▸ **Required work**
Set down the data that follows again, exactly as written.

[Records excerpted from a collection]
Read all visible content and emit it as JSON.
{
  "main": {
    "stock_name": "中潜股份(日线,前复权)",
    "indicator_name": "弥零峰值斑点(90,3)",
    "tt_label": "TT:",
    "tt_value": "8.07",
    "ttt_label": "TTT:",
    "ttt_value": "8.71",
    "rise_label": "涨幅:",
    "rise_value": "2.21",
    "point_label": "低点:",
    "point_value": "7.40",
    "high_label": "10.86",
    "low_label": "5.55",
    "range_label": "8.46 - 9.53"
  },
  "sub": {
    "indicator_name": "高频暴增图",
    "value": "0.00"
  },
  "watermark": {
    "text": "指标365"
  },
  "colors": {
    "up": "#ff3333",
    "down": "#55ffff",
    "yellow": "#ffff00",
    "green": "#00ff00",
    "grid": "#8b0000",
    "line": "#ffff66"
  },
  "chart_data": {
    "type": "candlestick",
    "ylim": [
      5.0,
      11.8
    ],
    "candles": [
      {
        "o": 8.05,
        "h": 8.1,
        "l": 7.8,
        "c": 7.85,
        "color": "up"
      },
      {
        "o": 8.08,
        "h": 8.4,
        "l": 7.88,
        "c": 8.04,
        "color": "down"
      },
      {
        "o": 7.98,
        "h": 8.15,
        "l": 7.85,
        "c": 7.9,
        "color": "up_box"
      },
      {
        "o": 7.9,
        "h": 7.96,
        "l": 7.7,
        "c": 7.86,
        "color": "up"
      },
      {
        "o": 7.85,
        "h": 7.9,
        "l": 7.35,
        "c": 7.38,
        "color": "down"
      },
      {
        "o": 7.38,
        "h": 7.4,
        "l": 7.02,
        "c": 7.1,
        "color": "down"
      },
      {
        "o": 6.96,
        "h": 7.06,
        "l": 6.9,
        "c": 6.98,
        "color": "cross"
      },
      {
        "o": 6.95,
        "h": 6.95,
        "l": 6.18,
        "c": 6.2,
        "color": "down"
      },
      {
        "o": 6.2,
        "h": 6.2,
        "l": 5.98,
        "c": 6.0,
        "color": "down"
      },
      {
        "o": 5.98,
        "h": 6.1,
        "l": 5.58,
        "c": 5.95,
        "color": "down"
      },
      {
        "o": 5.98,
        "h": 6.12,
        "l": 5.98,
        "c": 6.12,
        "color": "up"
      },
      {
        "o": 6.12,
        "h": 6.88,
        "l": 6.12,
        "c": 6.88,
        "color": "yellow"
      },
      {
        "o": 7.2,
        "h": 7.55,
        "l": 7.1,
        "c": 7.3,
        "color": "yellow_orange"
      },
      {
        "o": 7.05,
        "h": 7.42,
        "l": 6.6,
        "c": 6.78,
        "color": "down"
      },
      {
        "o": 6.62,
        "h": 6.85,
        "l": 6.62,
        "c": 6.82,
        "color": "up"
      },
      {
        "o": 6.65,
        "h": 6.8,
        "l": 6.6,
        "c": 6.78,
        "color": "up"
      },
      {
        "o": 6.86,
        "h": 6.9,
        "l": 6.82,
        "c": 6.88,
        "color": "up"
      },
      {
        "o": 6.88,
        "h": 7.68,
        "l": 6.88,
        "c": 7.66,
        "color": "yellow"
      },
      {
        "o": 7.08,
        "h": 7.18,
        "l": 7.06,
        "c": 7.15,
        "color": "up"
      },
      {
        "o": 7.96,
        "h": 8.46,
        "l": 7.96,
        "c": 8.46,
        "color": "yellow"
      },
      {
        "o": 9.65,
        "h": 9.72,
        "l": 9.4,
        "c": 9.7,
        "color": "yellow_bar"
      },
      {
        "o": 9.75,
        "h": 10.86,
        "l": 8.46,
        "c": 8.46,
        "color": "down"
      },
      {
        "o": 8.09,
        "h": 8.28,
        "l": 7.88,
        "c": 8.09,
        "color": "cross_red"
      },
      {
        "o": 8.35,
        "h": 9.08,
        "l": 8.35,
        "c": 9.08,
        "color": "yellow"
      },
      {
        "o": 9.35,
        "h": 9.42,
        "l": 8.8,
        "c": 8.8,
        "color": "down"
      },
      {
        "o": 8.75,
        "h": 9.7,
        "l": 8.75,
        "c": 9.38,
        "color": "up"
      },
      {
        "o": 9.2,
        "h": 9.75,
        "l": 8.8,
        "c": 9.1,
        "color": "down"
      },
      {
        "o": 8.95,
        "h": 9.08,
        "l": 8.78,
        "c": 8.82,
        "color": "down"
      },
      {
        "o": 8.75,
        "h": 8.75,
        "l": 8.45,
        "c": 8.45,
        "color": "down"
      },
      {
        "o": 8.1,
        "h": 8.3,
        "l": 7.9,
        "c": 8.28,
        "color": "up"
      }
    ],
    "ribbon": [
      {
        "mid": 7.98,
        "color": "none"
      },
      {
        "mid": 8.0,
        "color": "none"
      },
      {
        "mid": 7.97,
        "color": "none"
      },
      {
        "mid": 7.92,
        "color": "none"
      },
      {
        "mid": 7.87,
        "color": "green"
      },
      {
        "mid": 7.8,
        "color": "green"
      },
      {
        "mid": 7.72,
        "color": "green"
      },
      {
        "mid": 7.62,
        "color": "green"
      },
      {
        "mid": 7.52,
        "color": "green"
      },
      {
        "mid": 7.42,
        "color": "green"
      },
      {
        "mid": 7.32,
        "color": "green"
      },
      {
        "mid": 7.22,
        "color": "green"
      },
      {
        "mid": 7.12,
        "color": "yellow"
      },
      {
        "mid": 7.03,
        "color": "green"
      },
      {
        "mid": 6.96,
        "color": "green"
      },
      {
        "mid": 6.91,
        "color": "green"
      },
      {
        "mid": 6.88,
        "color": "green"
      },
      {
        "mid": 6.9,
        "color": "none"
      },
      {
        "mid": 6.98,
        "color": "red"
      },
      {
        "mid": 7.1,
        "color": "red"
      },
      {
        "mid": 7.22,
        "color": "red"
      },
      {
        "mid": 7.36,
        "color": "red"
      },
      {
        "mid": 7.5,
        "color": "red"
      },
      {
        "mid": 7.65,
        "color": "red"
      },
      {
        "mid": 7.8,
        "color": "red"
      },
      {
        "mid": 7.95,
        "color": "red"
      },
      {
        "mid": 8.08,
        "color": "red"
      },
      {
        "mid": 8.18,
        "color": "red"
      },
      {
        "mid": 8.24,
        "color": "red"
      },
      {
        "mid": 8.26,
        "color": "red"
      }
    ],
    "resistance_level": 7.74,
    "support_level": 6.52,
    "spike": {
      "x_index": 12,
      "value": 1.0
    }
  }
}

▸ **Result**
Read all visible content and emit it as JSON.
{
  "main": {
    "stock_name": "中潜股份(日线,前复权)",
    "indicator_name": "弥零峰值斑点(90,3)",
    "tt_label": "TT:",
    "tt_value": "8.07",
    "ttt_label": "TTT:",
    "ttt_value": "8.71",
    "rise_label": "涨幅:",
    "rise_value": "2.21",
    "point_label": "低点:",
    "point_value": "7.40",
    "high_label": "10.86",
    "low_label": "5.55",
    "range_label": "8.46 - 9.53"
  },
  "sub": {
    "indicator_name": "高频暴增图",
    "value": "0.00"
  },
  "watermark": {
    "text": "指标365"
  },
  "colors": {
    "up": "#ff3333",
    "down": "#55ffff",
    "yellow": "#ffff00",
    "green": "#00ff00",
    "grid": "#8b0000",
    "line": "#ffff66"
  },
  "chart_data": {
    "type": "candlestick",
    "ylim": [
      5.0,
      11.8
    ],
    "candles": [
      {
        "o": 8.05,
        "h": 8.1,
        "l": 7.8,
        "c": 7.85,
        "color": "up"
      },
      {
        "o": 8.08,
        "h": 8.4,
        "l": 7.88,
        "c": 8.04,
        "color": "down"
      },
      {
        "o": 7.98,
        "h": 8.15,
        "l": 7.85,
        "c": 7.9,
        "color": "up_box"
      },
      {
        "o": 7.9,
        "h": 7.96,
        "l": 7.7,
        "c": 7.86,
        "color": "up"
      },
      {
        "o": 7.85,
        "h": 7.9,
        "l": 7.35,
        "c": 7.38,
        "color": "down"
      },
      {
        "o": 7.38,
        "h": 7.4,
        "l": 7.02,
        "c": 7.1,
        "color": "down"
      },
      {
        "o": 6.96,
        "h": 7.06,
        "l": 6.9,
        "c": 6.98,
        "color": "cross"
      },
      {
        "o": 6.95,
        "h": 6.95,
        "l": 6.18,
        "c": 6.2,
        "color": "down"
      },
      {
        "o": 6.2,
        "h": 6.2,
        "l": 5.98,
        "c": 6.0,
        "color": "down"
      },
      {
        "o": 5.98,
        "h": 6.1,
        "l": 5.58,
        "c": 5.95,
        "color": "down"
      },
      {
        "o": 5.98,
        "h": 6.12,
        "l": 5.98,
        "c": 6.12,
        "color": "up"
      },
      {
        "o": 6.12,
        "h": 6.88,
        "l": 6.12,
        "c": 6.88,
        "color": "yellow"
      },
      {
        "o": 7.2,
        "h": 7.55,
        "l": 7.1,
        "c": 7.3,
        "color": "yellow_orange"
      },
      {
        "o": 7.05,
        "h": 7.42,
        "l": 6.6,
        "c": 6.78,
        "color": "down"
      },
      {
        "o": 6.62,
        "h": 6.85,
        "l": 6.62,
        "c": 6.82,
        "color": "up"
      },
      {
        "o": 6.65,
        "h": 6.8,
        "l": 6.6,
        "c": 6.78,
        "color": "up"
      },
      {
        "o": 6.86,
        "h": 6.9,
        "l": 6.82,
        "c": 6.88,
        "color": "up"
      },
      {
        "o": 6.88,
        "h": 7.68,
        "l": 6.88,
        "c": 7.66,
        "color": "yellow"
      },
      {
        "o": 7.08,
        "h": 7.18,
        "l": 7.06,
        "c": 7.15,
        "color": "up"
      },
      {
        "o": 7.96,
        "h": 8.46,
        "l": 7.96,
        "c": 8.46,
        "color": "yellow"
      },
      {
        "o": 9.65,
        "h": 9.72,
        "l": 9.4,
        "c": 9.7,
        "color": "yellow_bar"
      },
      {
        "o": 9.75,
        "h": 10.86,
        "l": 8.46,
        "c": 8.46,
        "color": "down"
      },
      {
        "o": 8.09,
        "h": 8.28,
        "l": 7.88,
        "c": 8.09,
        "color": "cross_red"
      },
      {
        "o": 8.35,
        "h": 9.08,
        "l": 8.35,
        "c": 9.08,
        "color": "yellow"
      },
      {
        "o": 9.35,
        "h": 9.42,
        "l": 8.8,
        "c": 8.8,
        "color": "down"
      },
      {
        "o": 8.75,
        "h": 9.7,
        "l": 8.75,
        "c": 9.38,
        "color": "up"
      },
      {
        "o": 9.2,
        "h": 9.75,
        "l": 8.8,
        "c": 9.1,
        "color": "down"
      },
      {
        "o": 8.95,
        "h": 9.08,
        "l": 8.78,
        "c": 8.82,
        "color": "down"
      },
      {
        "o": 8.75,
        "h": 8.75,
        "l": 8.45,
        "c": 8.45,
        "color": "down"
      },
      {
        "o": 8.1,
        "h": 8.3,
        "l": 7.9,
        "c": 8.28,
        "color": "up"
      }
    ],
    "ribbon": [
      {
        "mid": 7.98,
        "color": "none"
      },
      {
        "mid": 8.0,
        "color": "none"
      },
      {
        "mid": 7.97,
        "color": "none"
      },
      {
        "mid": 7.92,
        "color": "none"
      },
      {
        "mid": 7.87,
        "color": "green"
      },
      {
        "mid": 7.8,
        "color": "green"
      },
      {
        "mid": 7.72,
        "color": "green"
      },
      {
        "mid": 7.62,
        "color": "green"
      },
      {
        "mid": 7.52,
        "color": "green"
      },
      {
        "mid": 7.42,
        "color": "green"
      },
      {
        "mid": 7.32,
        "color": "green"
      },
      {
        "mid": 7.22,
        "color": "green"
      },
      {
        "mid": 7.12,
        "color": "yellow"
      },
      {
        "mid": 7.03,
        "color": "green"
      },
      {
        "mid": 6.96,
        "color": "green"
      },
      {
        "mid": 6.91,
        "color": "green"
      },
      {
        "mid": 6.88,
        "color": "green"
      },
      {
        "mid": 6.9,
        "color": "none"
      },
      {
        "mid": 6.98,
        "color": "red"
      },
      {
        "mid": 7.1,
        "color": "red"
      },
      {
        "mid": 7.22,
        "color": "red"
      },
      {
        "mid": 7.36,
        "color": "red"
      },
      {
        "mid": 7.5,
        "color": "red"
      },
      {
        "mid": 7.65,
        "color": "red"
      },
      {
        "mid": 7.8,
        "color": "red"
      },
      {
        "mid": 7.95,
        "color": "red"
      },
      {
        "mid": 8.08,
        "color": "red"
      },
      {
        "mid": 8.18,
        "color": "red"
      },
      {
        "mid": 8.24,
        "color": "red"
      },
      {
        "mid": 8.26,
        "color": "red"
      }
    ],
    "resistance_level": 7.74,
    "support_level": 6.52,
    "spike": {
      "x_index": 12,
      "value": 1.0
    }
  }
}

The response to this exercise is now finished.